More than 61% of the eligible population in Benton County is partially or fully vaccinated, and 13.6% have received a booster shot, according to the Department of Health. In Washington County, 65.5% of the population is fully or partially vaccinated and 12.6% have received a booster.
Numbers are slightly lower in the River Valley. In Sebastian County, 54.9% of the population is partially or fully vaccinated, and 10.2% have received a booster. In Crawford County, 51.7% of the population is partially or fully vaccinated, and 10.2% have received a booster.
Sharkey said she is encouraged by the number of people getting booster shots and the number of people getting their first shots.
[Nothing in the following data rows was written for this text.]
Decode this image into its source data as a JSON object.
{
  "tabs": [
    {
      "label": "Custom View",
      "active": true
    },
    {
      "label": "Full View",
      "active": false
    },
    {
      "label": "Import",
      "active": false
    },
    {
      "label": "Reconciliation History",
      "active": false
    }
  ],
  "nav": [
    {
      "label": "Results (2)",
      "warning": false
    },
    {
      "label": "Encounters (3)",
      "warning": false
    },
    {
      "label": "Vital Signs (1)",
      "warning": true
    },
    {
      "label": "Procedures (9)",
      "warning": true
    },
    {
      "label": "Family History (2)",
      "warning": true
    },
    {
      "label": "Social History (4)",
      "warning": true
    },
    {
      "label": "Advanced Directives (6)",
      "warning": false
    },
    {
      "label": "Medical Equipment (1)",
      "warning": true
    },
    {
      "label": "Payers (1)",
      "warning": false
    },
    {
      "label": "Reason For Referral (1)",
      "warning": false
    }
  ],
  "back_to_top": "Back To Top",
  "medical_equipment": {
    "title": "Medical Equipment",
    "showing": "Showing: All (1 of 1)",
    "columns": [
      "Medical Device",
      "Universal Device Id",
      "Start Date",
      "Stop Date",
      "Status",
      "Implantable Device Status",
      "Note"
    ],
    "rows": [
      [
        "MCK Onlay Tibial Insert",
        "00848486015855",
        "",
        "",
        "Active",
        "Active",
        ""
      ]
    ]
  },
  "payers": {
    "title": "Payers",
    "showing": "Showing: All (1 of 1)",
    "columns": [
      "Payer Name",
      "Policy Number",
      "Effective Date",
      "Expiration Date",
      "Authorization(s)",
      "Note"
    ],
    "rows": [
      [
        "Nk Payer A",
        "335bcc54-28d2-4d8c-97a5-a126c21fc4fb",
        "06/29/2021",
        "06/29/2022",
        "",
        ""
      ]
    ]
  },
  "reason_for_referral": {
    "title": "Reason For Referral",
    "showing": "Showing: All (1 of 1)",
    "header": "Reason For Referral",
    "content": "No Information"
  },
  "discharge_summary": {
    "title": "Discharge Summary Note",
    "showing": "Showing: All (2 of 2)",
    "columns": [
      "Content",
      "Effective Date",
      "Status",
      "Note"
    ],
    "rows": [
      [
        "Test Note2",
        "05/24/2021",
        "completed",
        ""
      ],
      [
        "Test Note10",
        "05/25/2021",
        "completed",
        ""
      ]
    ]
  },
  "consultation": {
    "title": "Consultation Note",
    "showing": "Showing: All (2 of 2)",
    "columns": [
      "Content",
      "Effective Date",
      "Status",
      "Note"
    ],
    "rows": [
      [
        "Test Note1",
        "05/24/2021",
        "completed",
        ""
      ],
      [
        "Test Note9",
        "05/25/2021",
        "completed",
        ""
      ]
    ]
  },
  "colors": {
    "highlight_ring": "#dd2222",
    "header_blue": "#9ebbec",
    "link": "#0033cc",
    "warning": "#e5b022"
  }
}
Getting vaccinated is the first, second and third thing people should do to prepare for safe holiday gatherings, Sharkey said. People should also use home testing kits before events to ensure they don't spread the virus, she said.
"If you test yourself before you go, and you're fully vaccinated, you know you can go and be around others," she said. "Encourage those you are gathering with to do the same."
It is important for people who do test positive to report the results to the health department for contact tracing, Sharkey said. People who are at risk for complications should also contact their doctor because treatments, such as monoclonal antibodies, can have a significant impact if administered within the first few days, she said.
Tips for a safe, healthy holiday season:
• Get a covid-19 vaccine and booster.
• With the emergence of the highly transmissible omicron variant, consider getting tested before holiday events.
• Establish ground rules and vaccine expectations before gathering. If sick, don’t host or attend.
• Mask up and maintain a 6-foot distance inside public settings, especially when you’re likely among unvaccinated people.
• Gather outdoors if weather permits. Increase indoor ventilation by opening windows.
• Wash hands before eating or serving.
• If not vaccinated or boosted, delay travel.
Source: Arkansas Center for Health Improvement